(SOURCE INFORMATION Opens)
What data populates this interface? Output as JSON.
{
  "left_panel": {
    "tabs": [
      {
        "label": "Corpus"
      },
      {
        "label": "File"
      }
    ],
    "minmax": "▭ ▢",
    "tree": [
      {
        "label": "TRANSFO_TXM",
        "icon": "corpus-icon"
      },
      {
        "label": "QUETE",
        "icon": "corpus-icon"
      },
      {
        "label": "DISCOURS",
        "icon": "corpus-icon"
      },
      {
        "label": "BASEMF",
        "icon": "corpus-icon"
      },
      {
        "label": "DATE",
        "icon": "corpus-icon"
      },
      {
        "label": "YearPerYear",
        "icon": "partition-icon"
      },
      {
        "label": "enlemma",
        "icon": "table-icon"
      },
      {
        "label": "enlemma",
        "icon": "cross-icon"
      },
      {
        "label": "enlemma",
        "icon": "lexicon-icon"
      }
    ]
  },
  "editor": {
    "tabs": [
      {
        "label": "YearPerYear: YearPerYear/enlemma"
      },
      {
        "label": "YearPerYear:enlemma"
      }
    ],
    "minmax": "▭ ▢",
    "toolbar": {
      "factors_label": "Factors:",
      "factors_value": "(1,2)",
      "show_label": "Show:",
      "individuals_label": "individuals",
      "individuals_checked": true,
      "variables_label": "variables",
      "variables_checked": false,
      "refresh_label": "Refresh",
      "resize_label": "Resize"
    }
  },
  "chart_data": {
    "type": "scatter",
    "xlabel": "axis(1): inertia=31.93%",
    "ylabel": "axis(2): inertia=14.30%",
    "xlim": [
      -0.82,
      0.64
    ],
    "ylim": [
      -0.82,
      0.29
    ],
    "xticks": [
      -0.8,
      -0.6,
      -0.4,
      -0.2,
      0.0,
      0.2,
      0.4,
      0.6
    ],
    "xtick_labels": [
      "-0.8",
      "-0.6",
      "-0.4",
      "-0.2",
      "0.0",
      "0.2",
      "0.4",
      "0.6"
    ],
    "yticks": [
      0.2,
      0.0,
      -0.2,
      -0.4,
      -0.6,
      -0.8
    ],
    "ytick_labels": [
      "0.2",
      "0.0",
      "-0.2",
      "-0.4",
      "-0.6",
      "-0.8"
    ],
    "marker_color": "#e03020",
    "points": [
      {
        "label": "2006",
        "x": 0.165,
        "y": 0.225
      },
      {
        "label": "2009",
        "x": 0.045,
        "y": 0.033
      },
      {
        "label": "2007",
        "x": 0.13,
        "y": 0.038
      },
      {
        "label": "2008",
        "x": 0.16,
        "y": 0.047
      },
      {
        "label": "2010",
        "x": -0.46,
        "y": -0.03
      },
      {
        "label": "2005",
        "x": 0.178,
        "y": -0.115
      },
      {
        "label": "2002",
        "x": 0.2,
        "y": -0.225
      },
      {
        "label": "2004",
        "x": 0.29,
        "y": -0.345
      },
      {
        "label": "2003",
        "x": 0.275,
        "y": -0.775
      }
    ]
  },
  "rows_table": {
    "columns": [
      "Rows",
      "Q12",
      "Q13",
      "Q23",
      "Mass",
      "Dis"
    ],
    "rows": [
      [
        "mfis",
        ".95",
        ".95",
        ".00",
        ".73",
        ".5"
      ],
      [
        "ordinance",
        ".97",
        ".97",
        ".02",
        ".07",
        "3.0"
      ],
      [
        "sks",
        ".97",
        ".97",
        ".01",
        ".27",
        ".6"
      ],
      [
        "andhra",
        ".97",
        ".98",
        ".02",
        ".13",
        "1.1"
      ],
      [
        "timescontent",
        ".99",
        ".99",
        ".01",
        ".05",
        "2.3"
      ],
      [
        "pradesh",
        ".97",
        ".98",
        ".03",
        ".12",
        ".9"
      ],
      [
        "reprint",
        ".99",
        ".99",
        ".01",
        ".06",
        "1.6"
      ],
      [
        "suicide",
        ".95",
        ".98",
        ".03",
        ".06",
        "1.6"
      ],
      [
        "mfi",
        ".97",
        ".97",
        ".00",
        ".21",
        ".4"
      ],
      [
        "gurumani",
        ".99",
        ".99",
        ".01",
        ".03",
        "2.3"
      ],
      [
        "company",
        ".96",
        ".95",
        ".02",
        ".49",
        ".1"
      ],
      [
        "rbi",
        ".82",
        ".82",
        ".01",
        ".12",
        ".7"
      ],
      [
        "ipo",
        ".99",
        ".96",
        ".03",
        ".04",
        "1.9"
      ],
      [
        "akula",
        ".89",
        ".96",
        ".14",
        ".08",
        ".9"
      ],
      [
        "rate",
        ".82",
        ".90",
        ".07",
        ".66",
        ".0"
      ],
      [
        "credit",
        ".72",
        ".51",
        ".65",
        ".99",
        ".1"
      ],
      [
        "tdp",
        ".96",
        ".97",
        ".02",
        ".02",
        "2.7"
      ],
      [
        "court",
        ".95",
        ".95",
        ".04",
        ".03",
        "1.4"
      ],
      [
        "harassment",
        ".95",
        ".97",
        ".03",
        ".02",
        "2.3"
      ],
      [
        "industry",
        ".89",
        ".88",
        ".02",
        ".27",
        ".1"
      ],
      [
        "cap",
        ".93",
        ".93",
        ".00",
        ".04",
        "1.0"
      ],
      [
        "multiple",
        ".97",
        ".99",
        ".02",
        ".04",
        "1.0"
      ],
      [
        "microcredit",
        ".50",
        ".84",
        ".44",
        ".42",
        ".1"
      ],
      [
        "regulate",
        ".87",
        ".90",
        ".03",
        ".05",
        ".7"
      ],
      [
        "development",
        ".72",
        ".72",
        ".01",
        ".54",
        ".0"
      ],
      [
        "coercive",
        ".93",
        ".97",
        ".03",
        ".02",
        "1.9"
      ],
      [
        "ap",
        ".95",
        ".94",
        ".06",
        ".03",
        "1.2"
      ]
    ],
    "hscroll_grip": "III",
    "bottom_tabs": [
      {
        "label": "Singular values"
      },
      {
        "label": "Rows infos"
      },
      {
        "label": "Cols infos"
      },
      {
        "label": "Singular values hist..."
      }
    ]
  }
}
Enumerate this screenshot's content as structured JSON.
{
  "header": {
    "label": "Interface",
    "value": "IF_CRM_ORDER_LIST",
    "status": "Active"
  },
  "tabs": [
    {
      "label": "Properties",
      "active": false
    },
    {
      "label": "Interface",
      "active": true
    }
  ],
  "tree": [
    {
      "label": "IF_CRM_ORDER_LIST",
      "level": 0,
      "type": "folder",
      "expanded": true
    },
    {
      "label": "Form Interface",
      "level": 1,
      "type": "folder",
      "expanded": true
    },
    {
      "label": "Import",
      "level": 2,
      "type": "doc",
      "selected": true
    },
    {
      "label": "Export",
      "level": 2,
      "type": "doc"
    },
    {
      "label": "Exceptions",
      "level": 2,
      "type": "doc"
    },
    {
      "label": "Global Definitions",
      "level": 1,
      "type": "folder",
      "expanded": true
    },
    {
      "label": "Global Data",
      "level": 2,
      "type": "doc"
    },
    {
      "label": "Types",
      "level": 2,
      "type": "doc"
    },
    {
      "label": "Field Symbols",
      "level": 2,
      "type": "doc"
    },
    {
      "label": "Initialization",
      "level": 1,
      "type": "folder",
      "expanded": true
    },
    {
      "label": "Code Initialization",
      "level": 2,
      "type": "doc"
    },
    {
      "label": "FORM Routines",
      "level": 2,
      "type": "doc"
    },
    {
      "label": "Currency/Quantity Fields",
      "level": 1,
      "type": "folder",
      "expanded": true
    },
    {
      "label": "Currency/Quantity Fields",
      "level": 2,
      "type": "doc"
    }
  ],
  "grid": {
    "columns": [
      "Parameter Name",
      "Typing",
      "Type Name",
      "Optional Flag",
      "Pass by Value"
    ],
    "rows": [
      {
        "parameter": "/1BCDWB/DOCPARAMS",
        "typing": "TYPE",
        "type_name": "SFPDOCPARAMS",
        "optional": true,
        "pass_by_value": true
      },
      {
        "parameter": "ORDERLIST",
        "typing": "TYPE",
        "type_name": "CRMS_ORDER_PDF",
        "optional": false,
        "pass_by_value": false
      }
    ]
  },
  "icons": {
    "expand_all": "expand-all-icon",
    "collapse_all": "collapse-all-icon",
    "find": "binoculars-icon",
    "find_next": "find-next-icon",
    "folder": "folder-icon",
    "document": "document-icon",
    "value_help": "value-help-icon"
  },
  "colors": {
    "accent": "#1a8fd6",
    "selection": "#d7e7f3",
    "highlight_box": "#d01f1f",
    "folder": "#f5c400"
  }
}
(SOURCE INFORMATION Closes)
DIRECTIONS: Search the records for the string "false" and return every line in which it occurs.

EXERCISE ANSWER:
      "variables_checked": false,
      "active": false
        "optional": false,
        "pass_by_value": false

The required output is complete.